In an episode of the Showtime thriller Homeland, terrorists used wireless connectivity to remotely disable the vice president’s defibrillator and induce a heart attack. The scenario might not be as far-fetched as it seems; former U.S. Vice President Dick Cheney, for one, considers it a likely enough scenario that he wears a pacemaker modified to deactivate wireless connectivity.
While this kind of high-tech assassination is a terrifying thought, there are far more immediate risks. Health data on medical devices is high on cybercriminals’ “Most Wanted” list.
Hackers Eye Your Personal Health Metrics
No industry has been hit harder by hacking and data breaches than healthcare. For three years in a row, healthcare has reported the highest number of breaches and accounted for 42.5 percent of cyber attacks in 2014, according to the Identity Theft Resource Center.
Until now, cybercriminals mainly were focused on patient records in hospital systems like Community Health Systems, where hackers stole the personal information of 4.5 million patients. As more and more pacemakers, insulin pumps, patient monitors and trackers are equipped with high-tech sensors and internet connections, the potential to hack and intercept personal information is higher than ever.

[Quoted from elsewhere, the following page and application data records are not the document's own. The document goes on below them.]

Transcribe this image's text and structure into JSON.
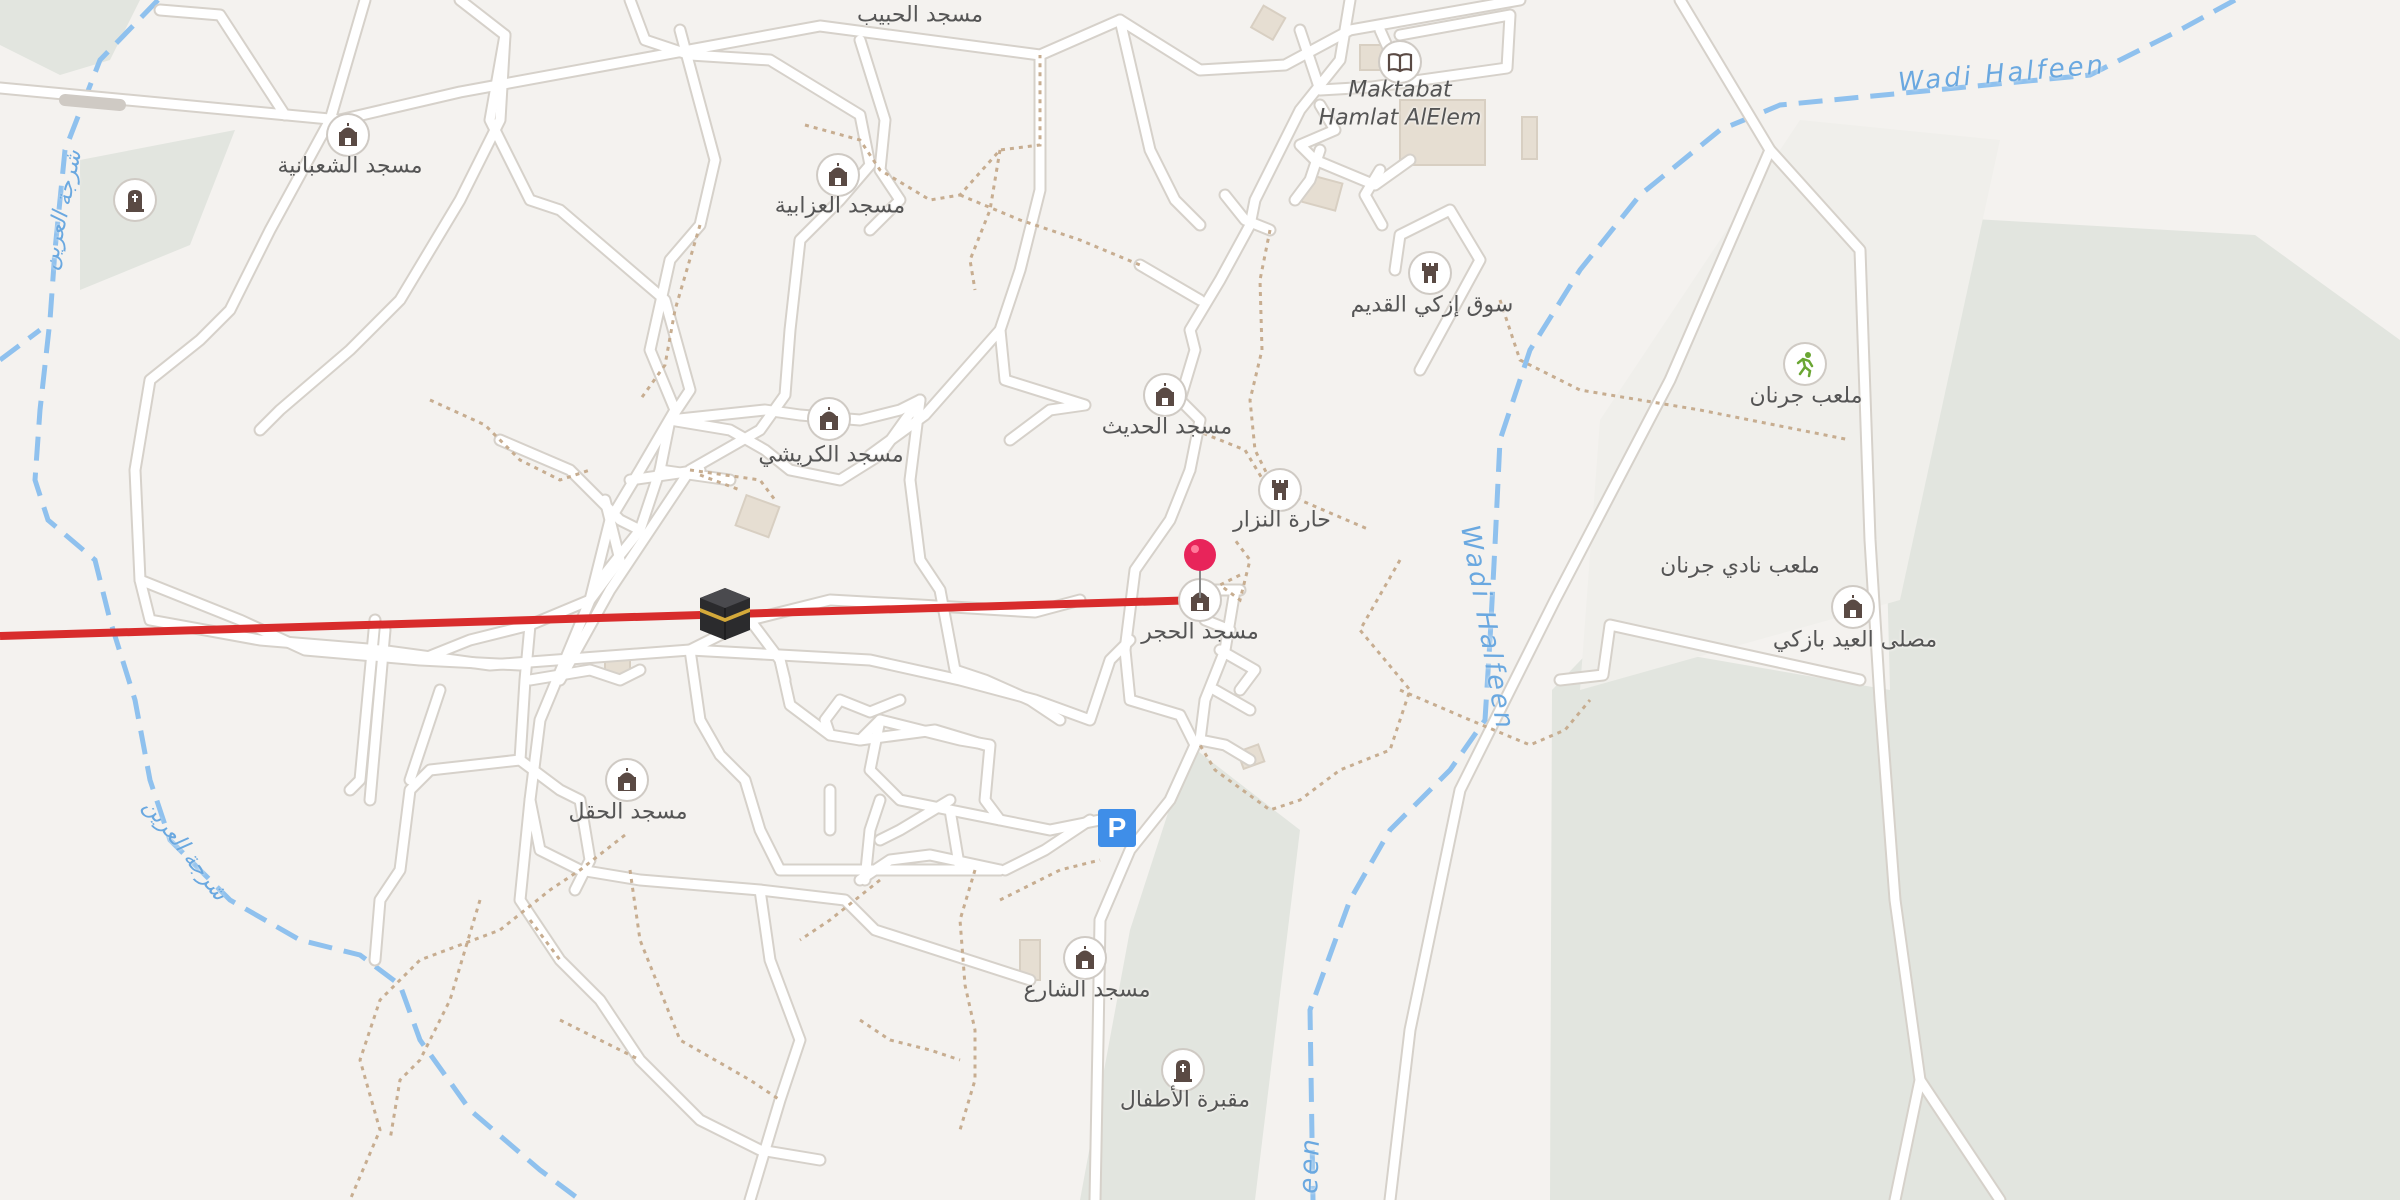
{
  "map": {
    "places": {
      "mosque_habib": "مسجد الحبيب",
      "mosque_shaabaniya": "مسجد الشعبانية",
      "mosque_azabiya": "مسجد العزابية",
      "mosque_kraishi": "مسجد الكريشي",
      "mosque_hadith": "مسجد الحديث",
      "mosque_hajar": "مسجد الحجر",
      "mosque_haql": "مسجد الحقل",
      "mosque_sharea": "مسجد الشارع",
      "eid_prayer_ground": "مصلى العيد بازكي",
      "old_souk": "سوق إزكي القديم",
      "harat_nizar": "حارة النزار",
      "jarnan_stadium": "ملعب جرنان",
      "jarnan_club_stadium": "ملعب نادي جرنان",
      "children_cemetery": "مقبرة الأطفال",
      "library_line1": "Maktabat",
      "library_line2": "Hamlat AlElem"
    },
    "waterways": {
      "wadi_halfeen_top": "Wadi Halfeen",
      "wadi_halfeen_mid": "Wadi Halfeen",
      "wadi_halfeen_bottom": "een",
      "west_wadi_upper": "شرجة العرين",
      "west_wadi_lower": "شرجة العرين"
    },
    "icons": {
      "mosque": "mosque-icon",
      "tower": "tower-icon",
      "library": "book-icon",
      "cemetery": "gravestone-icon",
      "sports": "running-icon",
      "parking": "parking-icon",
      "kaaba": "kaaba-icon",
      "pin": "location-pin-icon"
    },
    "parking_symbol": "P",
    "colors": {
      "background": "#f4f2ef",
      "park": "#e2e5df",
      "road": "#ffffff",
      "road_casing": "#d6d1ca",
      "path": "#c7ad90",
      "water": "#8fc1ee",
      "route": "#d82c2c",
      "pin": "#e8245a",
      "parking": "#3f8ee8",
      "poi_icon": "#5a4a44",
      "sports_icon": "#6aa633"
    }
  }
}
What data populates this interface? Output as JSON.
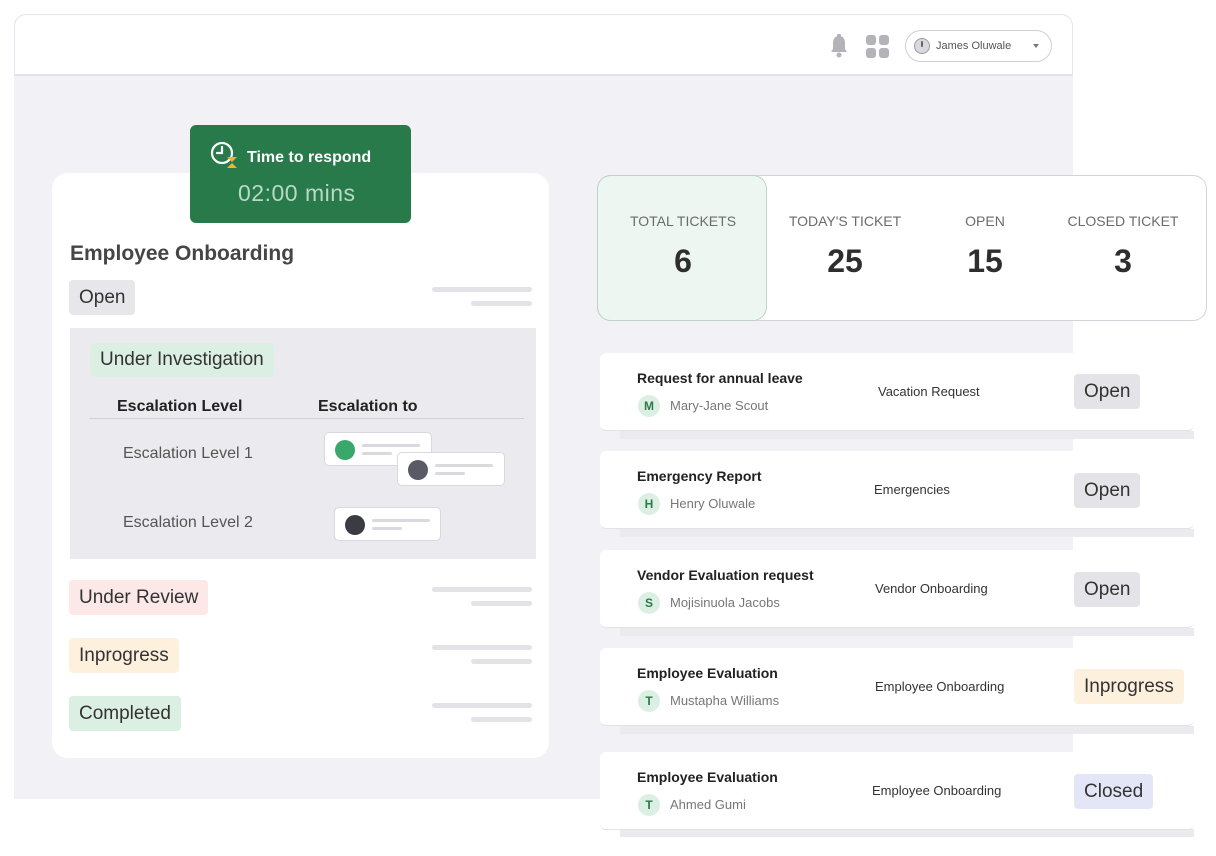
{
  "header": {
    "user_name": "James Oluwale"
  },
  "timer": {
    "label": "Time to respond",
    "value": "02:00 mins"
  },
  "onboarding_card": {
    "title": "Employee Onboarding",
    "status_open": "Open",
    "investigation": {
      "status": "Under Investigation",
      "column_level": "Escalation Level",
      "column_to": "Escalation to",
      "levels": [
        {
          "label": "Escalation Level 1"
        },
        {
          "label": "Escalation Level 2"
        }
      ]
    },
    "status_review": "Under Review",
    "status_inprogress": "Inprogress",
    "status_completed": "Completed"
  },
  "stats": [
    {
      "label": "TOTAL TICKETS",
      "value": "6"
    },
    {
      "label": "TODAY'S TICKET",
      "value": "25"
    },
    {
      "label": "OPEN",
      "value": "15"
    },
    {
      "label": "CLOSED TICKET",
      "value": "3"
    }
  ],
  "tickets": [
    {
      "title": "Request for annual leave",
      "initial": "M",
      "person": "Mary-Jane Scout",
      "category": "Vacation Request",
      "status": "Open"
    },
    {
      "title": "Emergency Report",
      "initial": "H",
      "person": "Henry Oluwale",
      "category": "Emergencies",
      "status": "Open"
    },
    {
      "title": "Vendor Evaluation request",
      "initial": "S",
      "person": "Mojisinuola Jacobs",
      "category": "Vendor Onboarding",
      "status": "Open"
    },
    {
      "title": "Employee Evaluation",
      "initial": "T",
      "person": "Mustapha Williams",
      "category": "Employee Onboarding",
      "status": "Inprogress"
    },
    {
      "title": "Employee Evaluation",
      "initial": "T",
      "person": "Ahmed Gumi",
      "category": "Employee Onboarding",
      "status": "Closed"
    }
  ],
  "colors": {
    "accent_green": "#287a4a",
    "timer_text": "#b9d8c6",
    "open_chip": "#e4e4e8",
    "review_chip": "#fde8e8",
    "progress_chip": "#fdf1de",
    "completed_chip": "#dcefe3",
    "closed_chip": "#e3e6f6"
  }
}
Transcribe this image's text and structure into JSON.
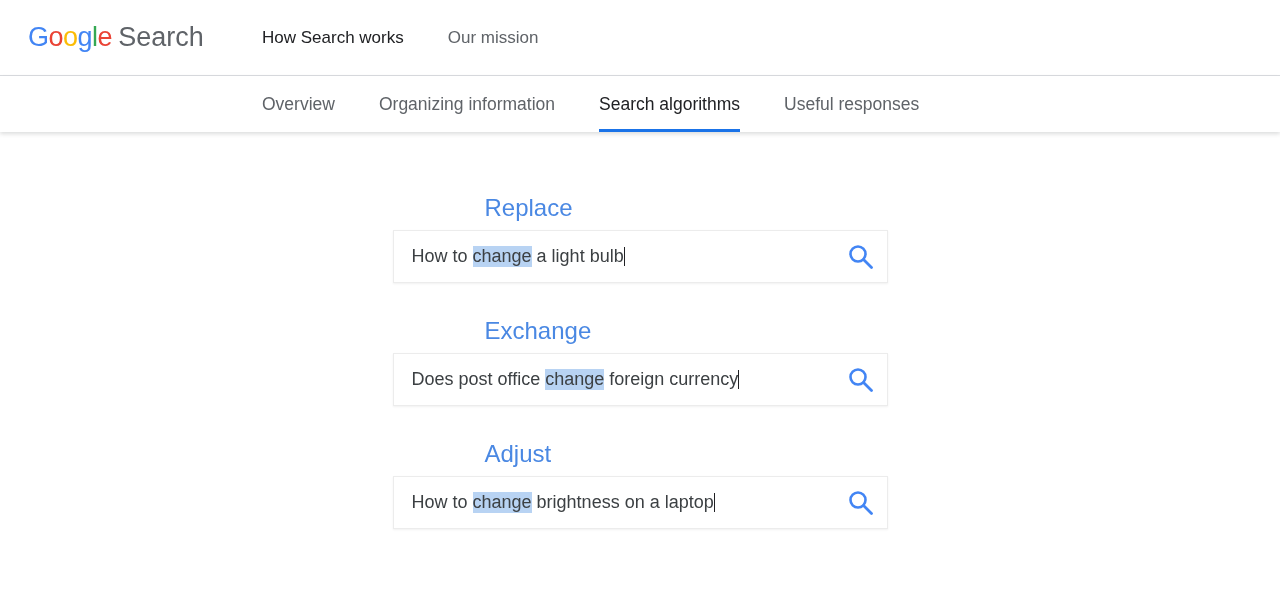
{
  "header": {
    "logo": {
      "letters": [
        {
          "text": "G",
          "color": "#4285f4"
        },
        {
          "text": "o",
          "color": "#ea4335"
        },
        {
          "text": "o",
          "color": "#fbbc05"
        },
        {
          "text": "g",
          "color": "#4285f4"
        },
        {
          "text": "l",
          "color": "#34a853"
        },
        {
          "text": "e",
          "color": "#ea4335"
        }
      ],
      "product": "Search"
    },
    "nav": [
      {
        "label": "How Search works",
        "selected": true
      },
      {
        "label": "Our mission",
        "selected": false
      }
    ]
  },
  "tabs": [
    {
      "label": "Overview",
      "selected": false
    },
    {
      "label": "Organizing information",
      "selected": false
    },
    {
      "label": "Search algorithms",
      "selected": true
    },
    {
      "label": "Useful responses",
      "selected": false
    }
  ],
  "examples": [
    {
      "title": "Replace",
      "query": [
        {
          "text": "How to ",
          "highlighted": false
        },
        {
          "text": "change",
          "highlighted": true
        },
        {
          "text": " a light bulb",
          "highlighted": false
        }
      ],
      "cursor": true
    },
    {
      "title": "Exchange",
      "query": [
        {
          "text": "Does post office ",
          "highlighted": false
        },
        {
          "text": "change",
          "highlighted": true
        },
        {
          "text": " foreign currency",
          "highlighted": false
        }
      ],
      "cursor": true
    },
    {
      "title": "Adjust",
      "query": [
        {
          "text": "How to ",
          "highlighted": false
        },
        {
          "text": "change",
          "highlighted": true
        },
        {
          "text": " brightness on a laptop",
          "highlighted": false
        }
      ],
      "cursor": true
    }
  ]
}
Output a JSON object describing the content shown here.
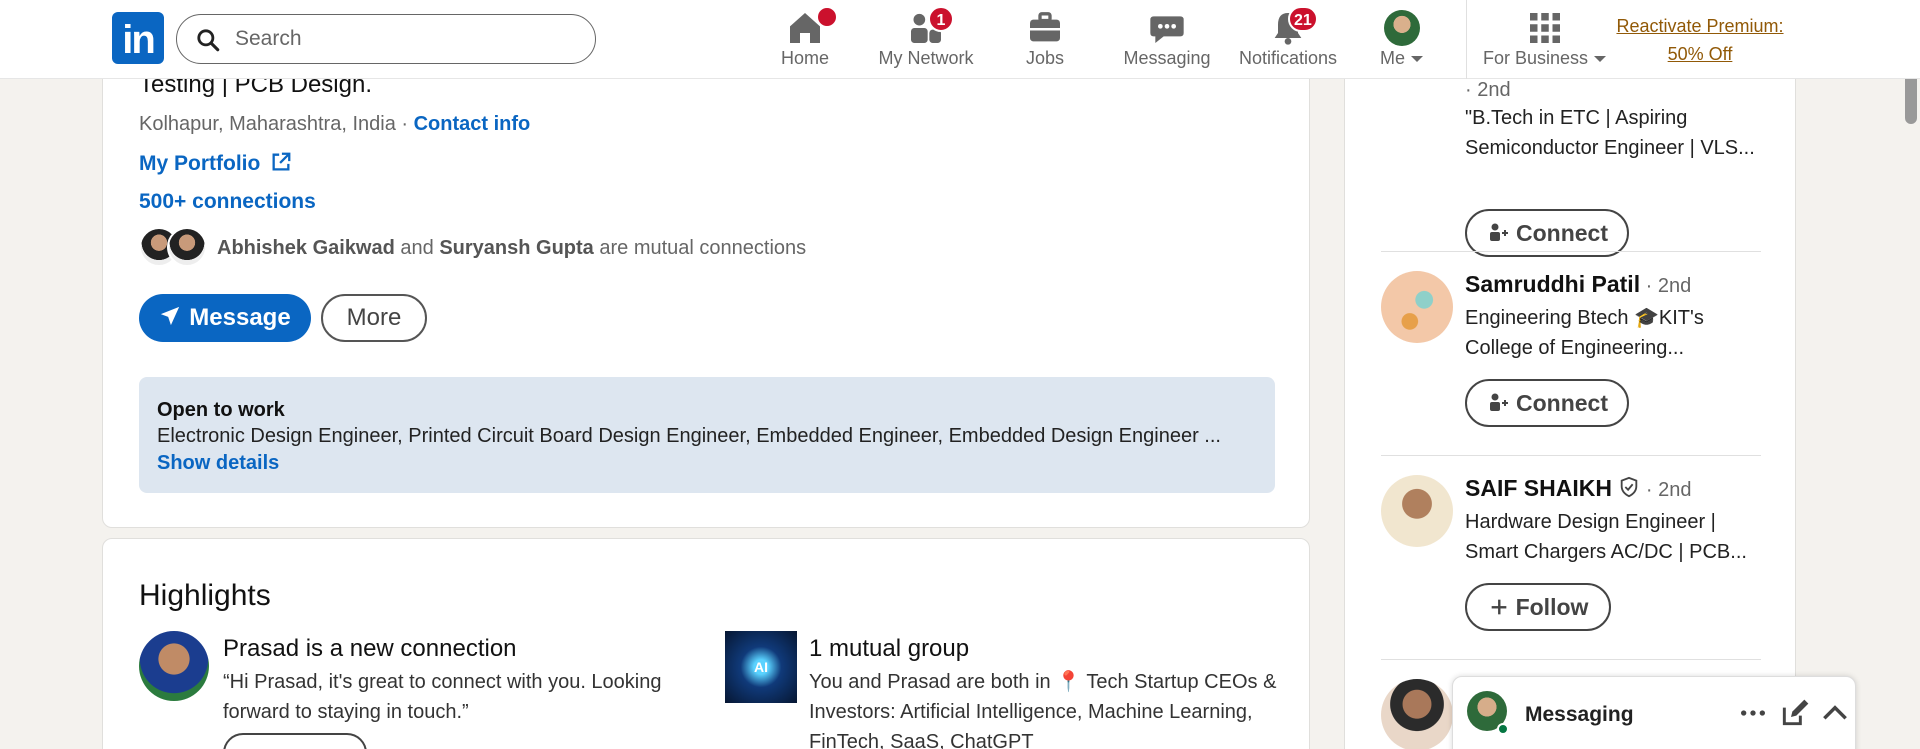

The cost of cyberattacks in healthcare could reach $5.6 billion this year, according to a report from Experian.